PROBLEM TO SOLVE: Make an exact copy of the entries below with the pictures removed.

INFORMATION START

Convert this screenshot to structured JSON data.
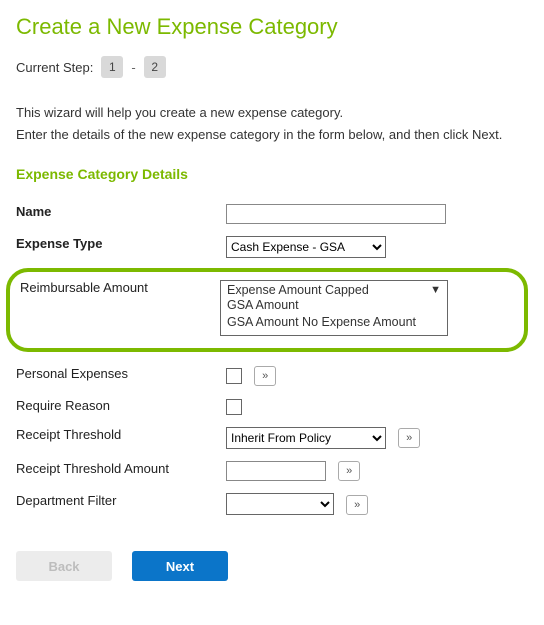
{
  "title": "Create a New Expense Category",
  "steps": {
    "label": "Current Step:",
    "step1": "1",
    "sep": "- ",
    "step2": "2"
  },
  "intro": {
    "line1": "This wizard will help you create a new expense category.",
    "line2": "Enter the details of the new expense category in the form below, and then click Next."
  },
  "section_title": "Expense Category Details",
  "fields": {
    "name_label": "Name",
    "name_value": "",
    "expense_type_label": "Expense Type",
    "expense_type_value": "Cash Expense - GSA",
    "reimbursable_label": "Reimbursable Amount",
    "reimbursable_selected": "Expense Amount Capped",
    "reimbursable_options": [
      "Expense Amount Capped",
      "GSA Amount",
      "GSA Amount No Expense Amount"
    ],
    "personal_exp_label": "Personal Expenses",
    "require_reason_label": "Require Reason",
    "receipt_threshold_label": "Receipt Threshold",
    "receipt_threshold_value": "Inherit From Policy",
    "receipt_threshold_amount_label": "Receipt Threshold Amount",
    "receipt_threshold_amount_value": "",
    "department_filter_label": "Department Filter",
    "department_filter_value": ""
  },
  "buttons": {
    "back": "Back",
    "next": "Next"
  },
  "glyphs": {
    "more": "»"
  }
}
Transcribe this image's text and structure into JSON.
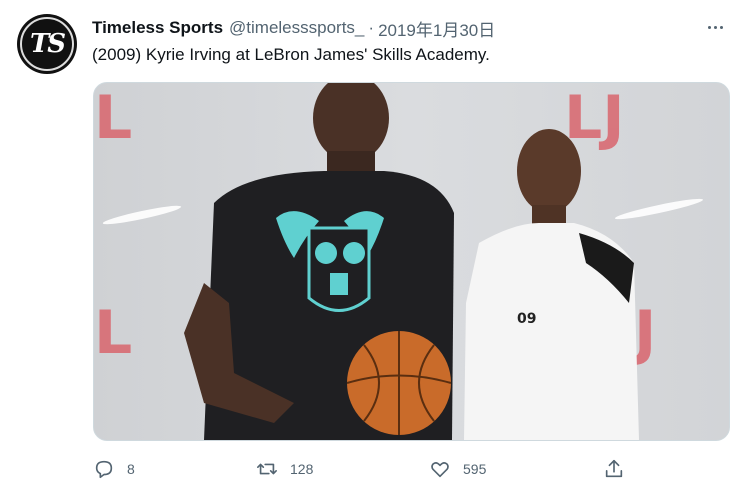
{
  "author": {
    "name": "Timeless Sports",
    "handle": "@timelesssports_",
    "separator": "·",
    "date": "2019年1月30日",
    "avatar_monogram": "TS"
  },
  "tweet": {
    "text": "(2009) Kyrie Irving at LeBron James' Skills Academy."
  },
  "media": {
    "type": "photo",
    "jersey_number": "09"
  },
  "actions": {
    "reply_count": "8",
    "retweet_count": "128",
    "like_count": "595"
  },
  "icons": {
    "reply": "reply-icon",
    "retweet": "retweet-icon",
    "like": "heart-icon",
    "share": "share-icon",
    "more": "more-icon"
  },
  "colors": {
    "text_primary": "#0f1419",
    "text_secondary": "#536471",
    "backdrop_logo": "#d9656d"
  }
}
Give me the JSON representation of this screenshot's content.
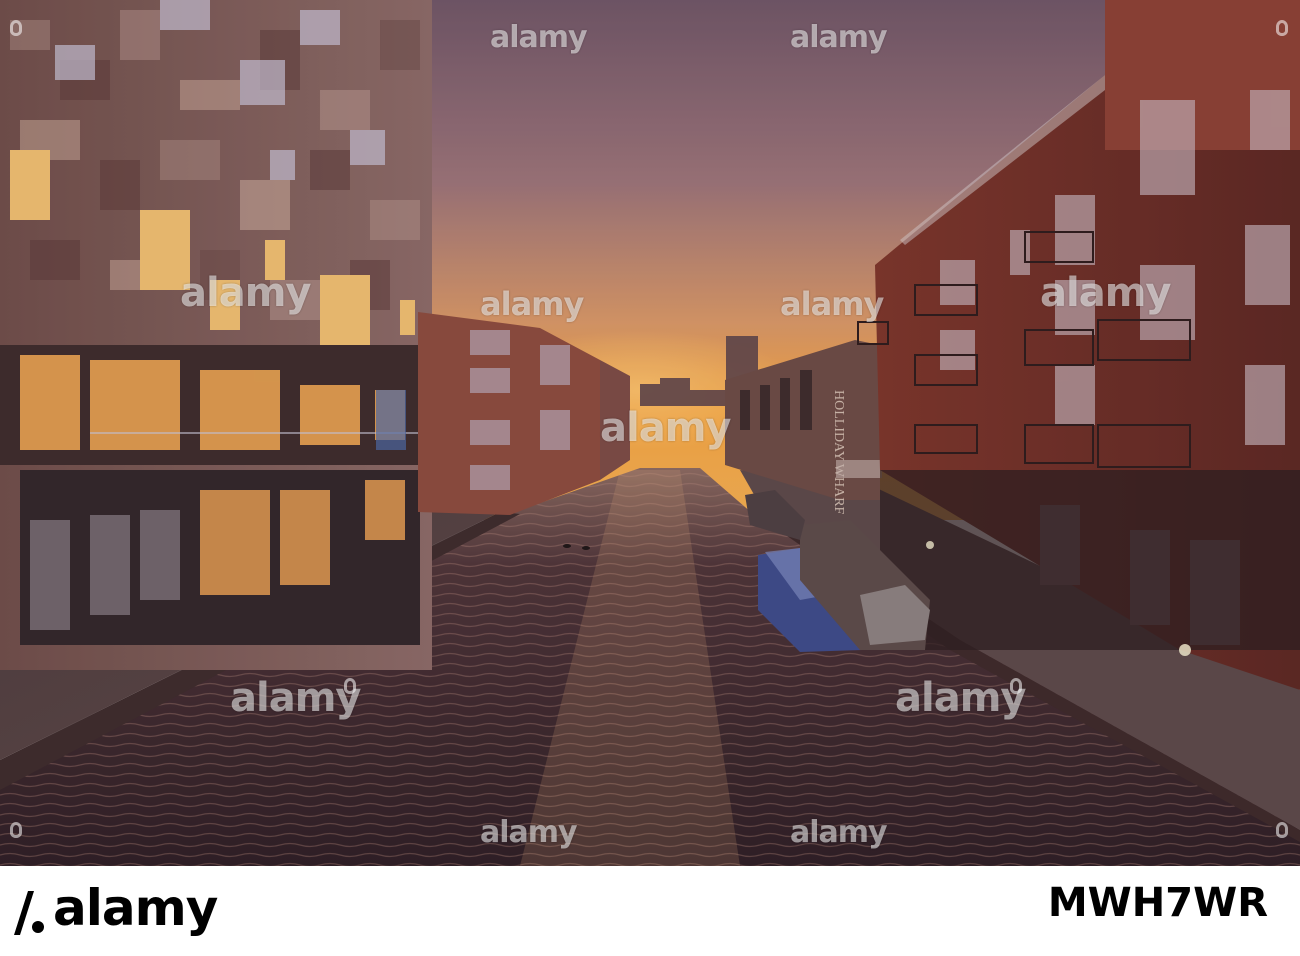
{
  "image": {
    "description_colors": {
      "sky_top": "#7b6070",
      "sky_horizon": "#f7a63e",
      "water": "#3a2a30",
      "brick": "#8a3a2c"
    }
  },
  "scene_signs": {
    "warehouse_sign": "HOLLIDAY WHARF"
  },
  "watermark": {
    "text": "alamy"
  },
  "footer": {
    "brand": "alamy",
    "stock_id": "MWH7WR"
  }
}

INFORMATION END

WRITTEN REPLY:
Convert this screenshot to structured JSON data.
{
  "title": "Create a New Expense Category",
  "steps": {
    "label": "Current Step:",
    "step1": "1",
    "sep": "- ",
    "step2": "2"
  },
  "intro": {
    "line1": "This wizard will help you create a new expense category.",
    "line2": "Enter the details of the new expense category in the form below, and then click Next."
  },
  "section_title": "Expense Category Details",
  "fields": {
    "name_label": "Name",
    "name_value": "",
    "expense_type_label": "Expense Type",
    "expense_type_value": "Cash Expense - GSA",
    "reimbursable_label": "Reimbursable Amount",
    "reimbursable_selected": "Expense Amount Capped",
    "reimbursable_options": [
      "Expense Amount Capped",
      "GSA Amount",
      "GSA Amount No Expense Amount"
    ],
    "personal_exp_label": "Personal Expenses",
    "require_reason_label": "Require Reason",
    "receipt_threshold_label": "Receipt Threshold",
    "receipt_threshold_value": "Inherit From Policy",
    "receipt_threshold_amount_label": "Receipt Threshold Amount",
    "receipt_threshold_amount_value": "",
    "department_filter_label": "Department Filter",
    "department_filter_value": ""
  },
  "buttons": {
    "back": "Back",
    "next": "Next"
  },
  "glyphs": {
    "more": "»"
  }
}
Transcribe this image's text and structure into JSON.
{
  "author": {
    "name": "Timeless Sports",
    "handle": "@timelesssports_",
    "separator": "·",
    "date": "2019年1月30日",
    "avatar_monogram": "TS"
  },
  "tweet": {
    "text": "(2009) Kyrie Irving at LeBron James' Skills Academy."
  },
  "media": {
    "type": "photo",
    "jersey_number": "09"
  },
  "actions": {
    "reply_count": "8",
    "retweet_count": "128",
    "like_count": "595"
  },
  "icons": {
    "reply": "reply-icon",
    "retweet": "retweet-icon",
    "like": "heart-icon",
    "share": "share-icon",
    "more": "more-icon"
  },
  "colors": {
    "text_primary": "#0f1419",
    "text_secondary": "#536471",
    "backdrop_logo": "#d9656d"
  }
}
Give me the JSON representation of this screenshot's content.
{
  "image": {
    "description_colors": {
      "sky_top": "#7b6070",
      "sky_horizon": "#f7a63e",
      "water": "#3a2a30",
      "brick": "#8a3a2c"
    }
  },
  "scene_signs": {
    "warehouse_sign": "HOLLIDAY WHARF"
  },
  "watermark": {
    "text": "alamy"
  },
  "footer": {
    "brand": "alamy",
    "stock_id": "MWH7WR"
  }
}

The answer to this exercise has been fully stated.